### What you are asked to do:
Give the listing again exactly, omitting its images.

### Listed records:

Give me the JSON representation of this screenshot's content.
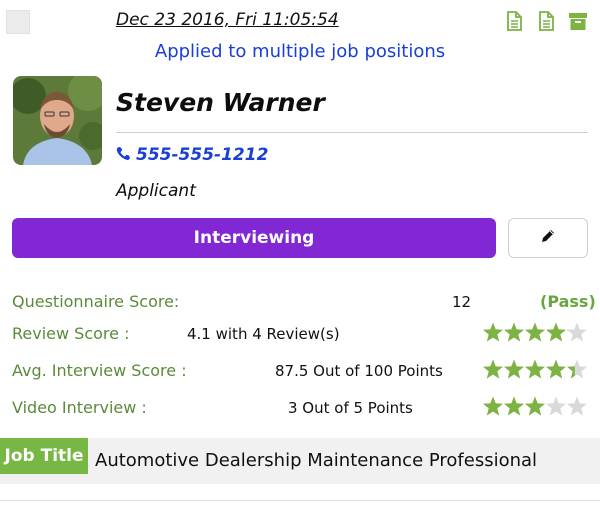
{
  "header": {
    "datetime": "Dec 23 2016, Fri 11:05:54",
    "applied_note": "Applied to multiple job positions",
    "icons": [
      "document-icon",
      "document-icon",
      "archive-icon"
    ]
  },
  "candidate": {
    "name": "Steven Warner",
    "phone": "555-555-1212",
    "role": "Applicant",
    "status": "Interviewing"
  },
  "scores": [
    {
      "label": "Questionnaire Score:",
      "value": "12",
      "result": "(Pass)"
    },
    {
      "label": "Review Score :",
      "value": "4.1 with 4 Review(s)",
      "rating": 4.1,
      "max": 5
    },
    {
      "label": "Avg. Interview Score :",
      "value": "87.5 Out of 100 Points",
      "rating": 4.4,
      "max": 5
    },
    {
      "label": "Video Interview :",
      "value": "3 Out of 5 Points",
      "rating": 3,
      "max": 5
    }
  ],
  "job": {
    "tag": "Job Title",
    "value": "Automotive Dealership Maintenance Professional"
  },
  "colors": {
    "accent_green": "#77b844",
    "label_green": "#5b8a3a",
    "status_purple": "#8128d4",
    "link_blue": "#1b3fd6",
    "star_filled": "#7cb342",
    "star_empty": "#d9d9d9"
  }
}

### Response to this task:
Give me the JSON representation of this screenshot's content.
{
  "header": {
    "datetime": "Dec 23 2016, Fri 11:05:54",
    "applied_note": "Applied to multiple job positions",
    "icons": [
      "document-icon",
      "document-icon",
      "archive-icon"
    ]
  },
  "candidate": {
    "name": "Steven Warner",
    "phone": "555-555-1212",
    "role": "Applicant",
    "status": "Interviewing"
  },
  "scores": [
    {
      "label": "Questionnaire Score:",
      "value": "12",
      "result": "(Pass)"
    },
    {
      "label": "Review Score :",
      "value": "4.1 with 4 Review(s)",
      "rating": 4.1,
      "max": 5
    },
    {
      "label": "Avg. Interview Score :",
      "value": "87.5 Out of 100 Points",
      "rating": 4.4,
      "max": 5
    },
    {
      "label": "Video Interview :",
      "value": "3 Out of 5 Points",
      "rating": 3,
      "max": 5
    }
  ],
  "job": {
    "tag": "Job Title",
    "value": "Automotive Dealership Maintenance Professional"
  },
  "colors": {
    "accent_green": "#77b844",
    "label_green": "#5b8a3a",
    "status_purple": "#8128d4",
    "link_blue": "#1b3fd6",
    "star_filled": "#7cb342",
    "star_empty": "#d9d9d9"
  }
}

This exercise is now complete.